Activity — The number of lines containing "Statutes" is the only answer wanted; work it out from the entries below.

━━━━━━━━━━━━━━━━━━━━

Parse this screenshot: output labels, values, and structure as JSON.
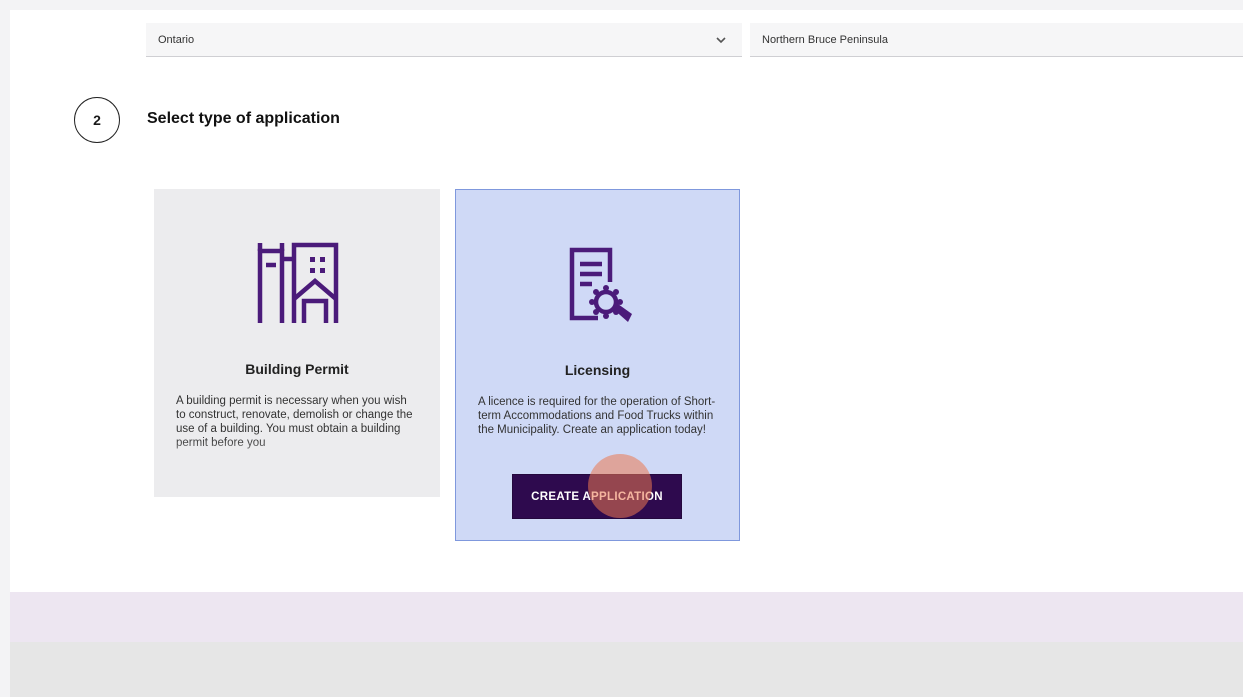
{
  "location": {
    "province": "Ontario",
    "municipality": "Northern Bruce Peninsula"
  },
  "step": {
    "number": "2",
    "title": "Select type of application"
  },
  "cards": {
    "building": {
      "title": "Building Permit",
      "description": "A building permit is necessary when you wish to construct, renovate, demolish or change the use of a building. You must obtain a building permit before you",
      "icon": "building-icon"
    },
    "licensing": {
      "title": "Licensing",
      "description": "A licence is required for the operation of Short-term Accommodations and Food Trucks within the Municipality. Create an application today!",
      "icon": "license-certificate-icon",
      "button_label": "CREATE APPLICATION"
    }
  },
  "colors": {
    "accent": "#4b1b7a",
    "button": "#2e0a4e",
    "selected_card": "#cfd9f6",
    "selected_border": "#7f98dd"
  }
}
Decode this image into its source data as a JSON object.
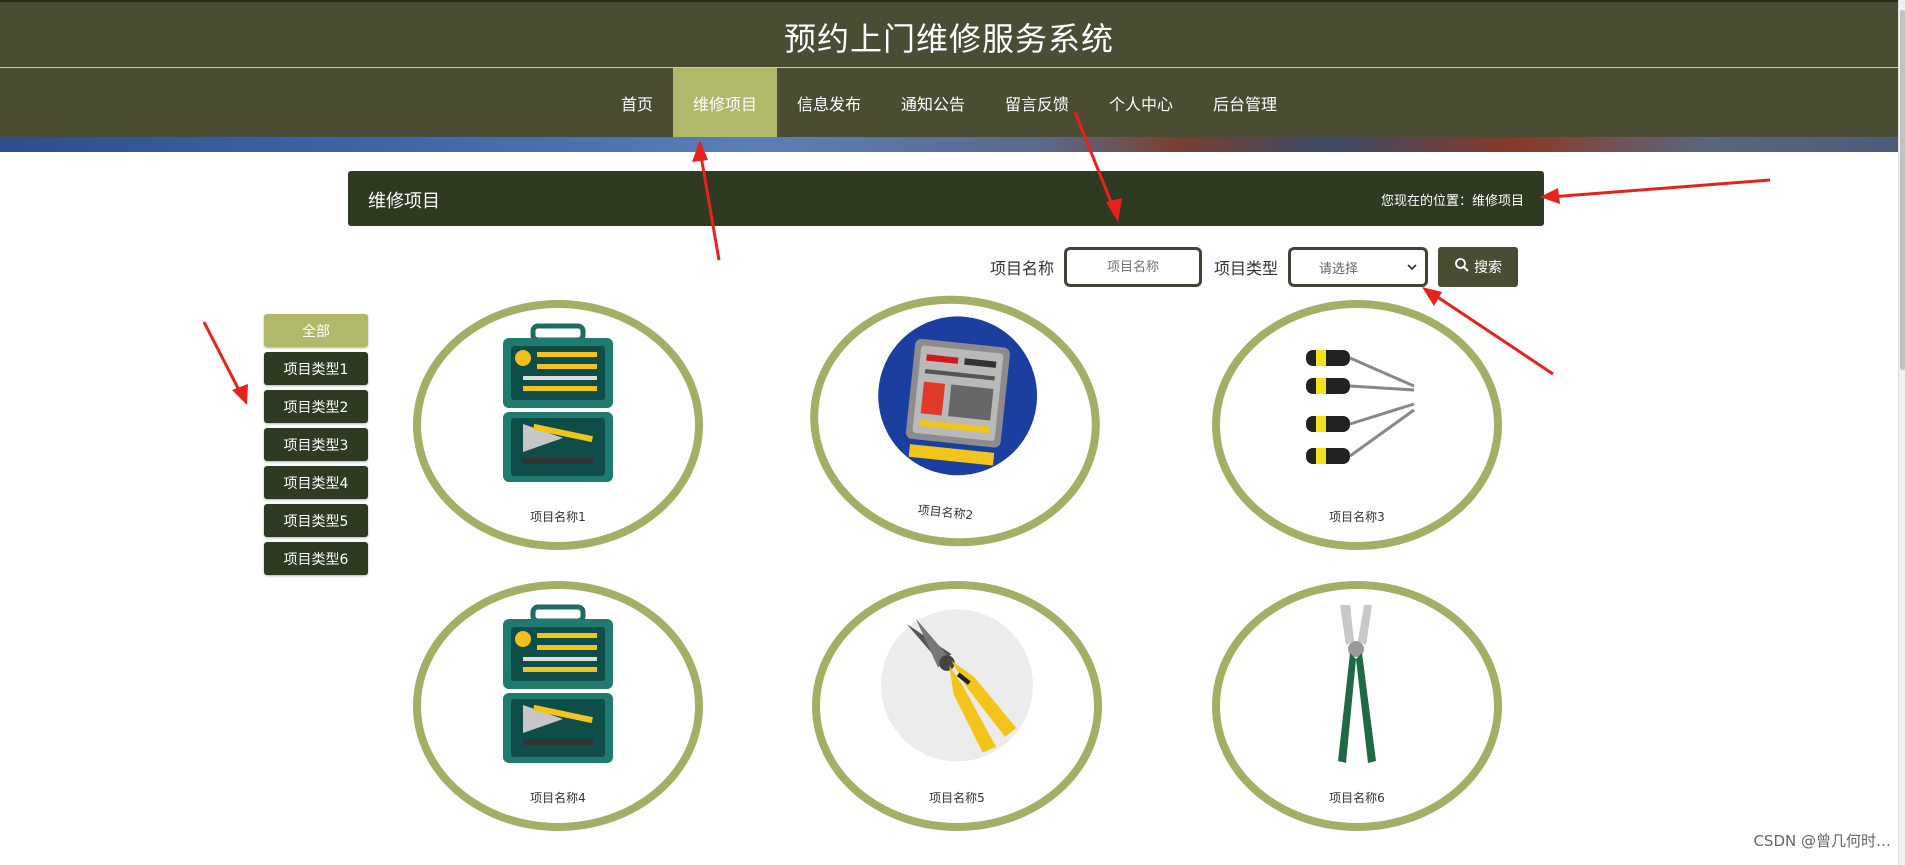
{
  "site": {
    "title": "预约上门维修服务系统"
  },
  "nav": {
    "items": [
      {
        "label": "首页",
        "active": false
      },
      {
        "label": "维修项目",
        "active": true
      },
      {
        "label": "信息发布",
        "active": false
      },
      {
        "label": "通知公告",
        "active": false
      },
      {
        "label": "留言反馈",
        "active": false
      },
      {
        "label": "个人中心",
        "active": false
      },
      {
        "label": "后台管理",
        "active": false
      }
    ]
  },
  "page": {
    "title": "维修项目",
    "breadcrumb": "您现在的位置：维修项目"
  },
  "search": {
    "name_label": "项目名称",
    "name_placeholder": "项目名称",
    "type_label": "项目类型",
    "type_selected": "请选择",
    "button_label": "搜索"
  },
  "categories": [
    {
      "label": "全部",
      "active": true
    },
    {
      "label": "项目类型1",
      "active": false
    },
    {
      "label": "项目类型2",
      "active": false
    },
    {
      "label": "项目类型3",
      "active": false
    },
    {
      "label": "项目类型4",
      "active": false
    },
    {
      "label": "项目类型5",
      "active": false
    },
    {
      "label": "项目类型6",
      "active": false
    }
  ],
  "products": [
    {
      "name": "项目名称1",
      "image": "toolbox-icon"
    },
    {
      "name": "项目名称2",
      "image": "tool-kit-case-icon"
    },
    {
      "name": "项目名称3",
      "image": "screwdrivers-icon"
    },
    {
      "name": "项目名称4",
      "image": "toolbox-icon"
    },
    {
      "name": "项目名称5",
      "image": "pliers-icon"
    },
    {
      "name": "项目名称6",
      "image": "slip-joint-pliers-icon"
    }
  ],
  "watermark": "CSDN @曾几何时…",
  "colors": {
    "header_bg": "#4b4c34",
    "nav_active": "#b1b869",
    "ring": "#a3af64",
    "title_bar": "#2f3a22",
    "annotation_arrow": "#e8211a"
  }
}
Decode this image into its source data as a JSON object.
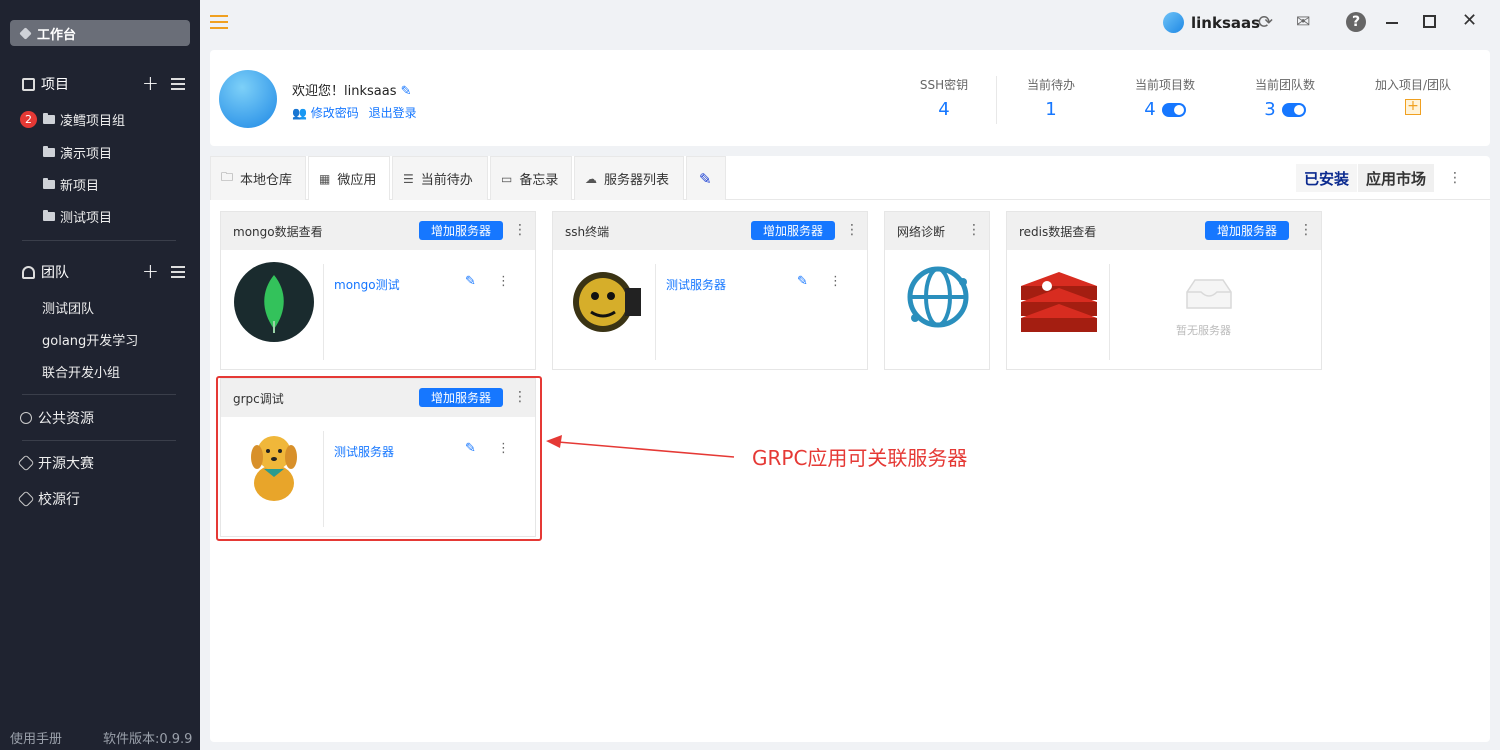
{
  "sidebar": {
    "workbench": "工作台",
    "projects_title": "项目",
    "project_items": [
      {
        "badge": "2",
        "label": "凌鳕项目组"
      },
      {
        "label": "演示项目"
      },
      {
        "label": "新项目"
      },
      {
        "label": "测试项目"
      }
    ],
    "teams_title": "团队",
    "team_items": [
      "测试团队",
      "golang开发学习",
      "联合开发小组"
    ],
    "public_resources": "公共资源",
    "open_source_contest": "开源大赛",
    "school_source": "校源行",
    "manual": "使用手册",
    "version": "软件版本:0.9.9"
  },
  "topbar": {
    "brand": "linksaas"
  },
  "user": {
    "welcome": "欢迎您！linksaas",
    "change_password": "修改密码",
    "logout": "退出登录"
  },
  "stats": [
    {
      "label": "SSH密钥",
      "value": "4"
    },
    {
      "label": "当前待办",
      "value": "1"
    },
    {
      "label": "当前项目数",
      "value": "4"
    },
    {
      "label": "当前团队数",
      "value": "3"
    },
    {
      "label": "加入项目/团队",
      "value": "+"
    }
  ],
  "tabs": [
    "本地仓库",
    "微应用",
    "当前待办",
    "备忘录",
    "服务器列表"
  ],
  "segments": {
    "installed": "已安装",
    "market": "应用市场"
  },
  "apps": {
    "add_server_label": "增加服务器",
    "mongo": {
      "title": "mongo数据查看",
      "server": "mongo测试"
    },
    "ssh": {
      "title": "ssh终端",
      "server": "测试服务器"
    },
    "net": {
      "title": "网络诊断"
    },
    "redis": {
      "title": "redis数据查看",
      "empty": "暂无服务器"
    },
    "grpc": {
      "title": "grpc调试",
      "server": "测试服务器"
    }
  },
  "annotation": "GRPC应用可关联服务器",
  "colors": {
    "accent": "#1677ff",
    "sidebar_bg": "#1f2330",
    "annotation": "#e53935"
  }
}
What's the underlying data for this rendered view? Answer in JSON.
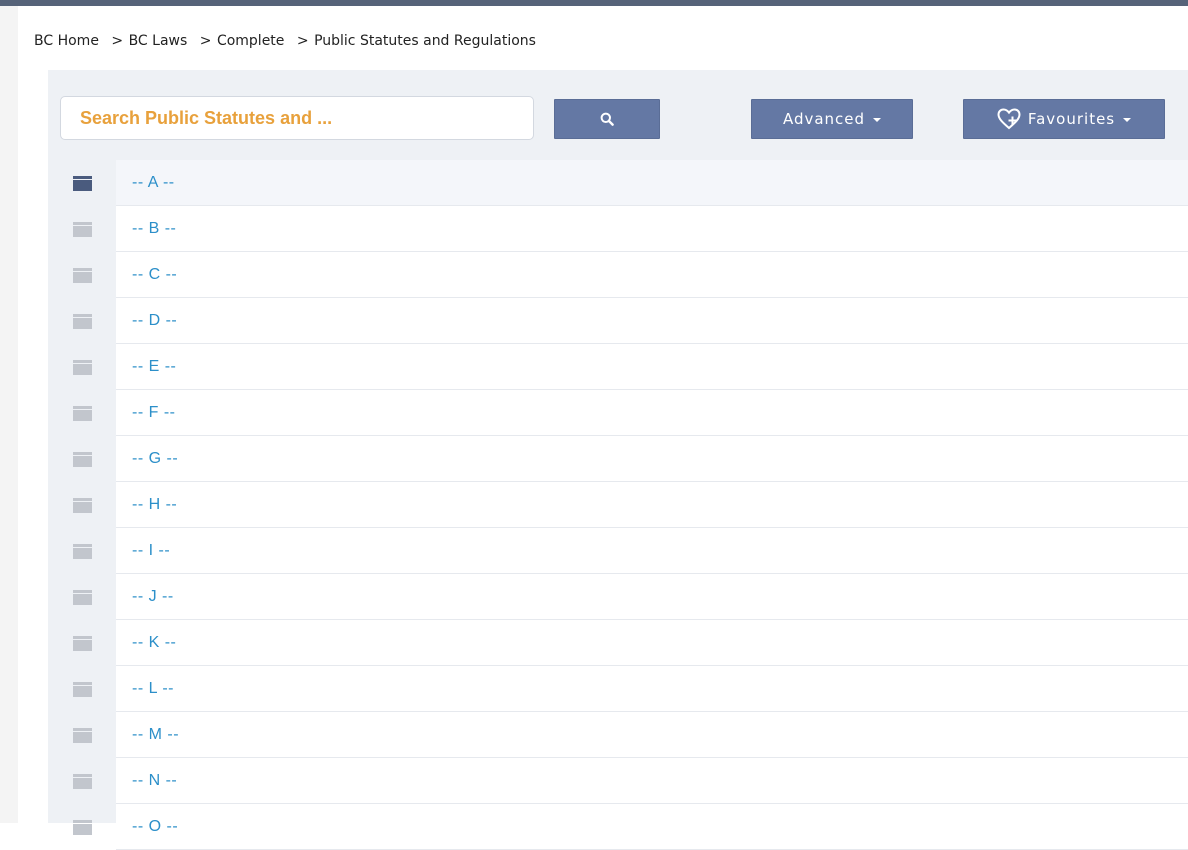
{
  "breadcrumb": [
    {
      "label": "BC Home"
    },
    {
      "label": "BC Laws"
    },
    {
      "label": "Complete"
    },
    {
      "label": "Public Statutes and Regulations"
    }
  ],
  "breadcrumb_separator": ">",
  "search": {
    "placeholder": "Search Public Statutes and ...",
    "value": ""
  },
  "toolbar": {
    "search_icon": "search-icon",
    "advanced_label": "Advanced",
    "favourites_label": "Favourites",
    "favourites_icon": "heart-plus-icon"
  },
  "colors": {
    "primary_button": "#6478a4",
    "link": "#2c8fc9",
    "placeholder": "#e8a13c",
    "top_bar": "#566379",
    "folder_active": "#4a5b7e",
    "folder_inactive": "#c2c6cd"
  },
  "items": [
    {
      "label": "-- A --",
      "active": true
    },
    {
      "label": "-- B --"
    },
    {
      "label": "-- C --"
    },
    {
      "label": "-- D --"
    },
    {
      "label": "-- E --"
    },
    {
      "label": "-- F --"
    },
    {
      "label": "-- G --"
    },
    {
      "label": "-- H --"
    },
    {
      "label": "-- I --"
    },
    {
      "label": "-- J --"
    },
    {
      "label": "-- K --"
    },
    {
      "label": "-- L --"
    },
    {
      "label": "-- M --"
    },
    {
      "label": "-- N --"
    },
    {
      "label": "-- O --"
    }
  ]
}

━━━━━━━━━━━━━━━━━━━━

The completed task — 2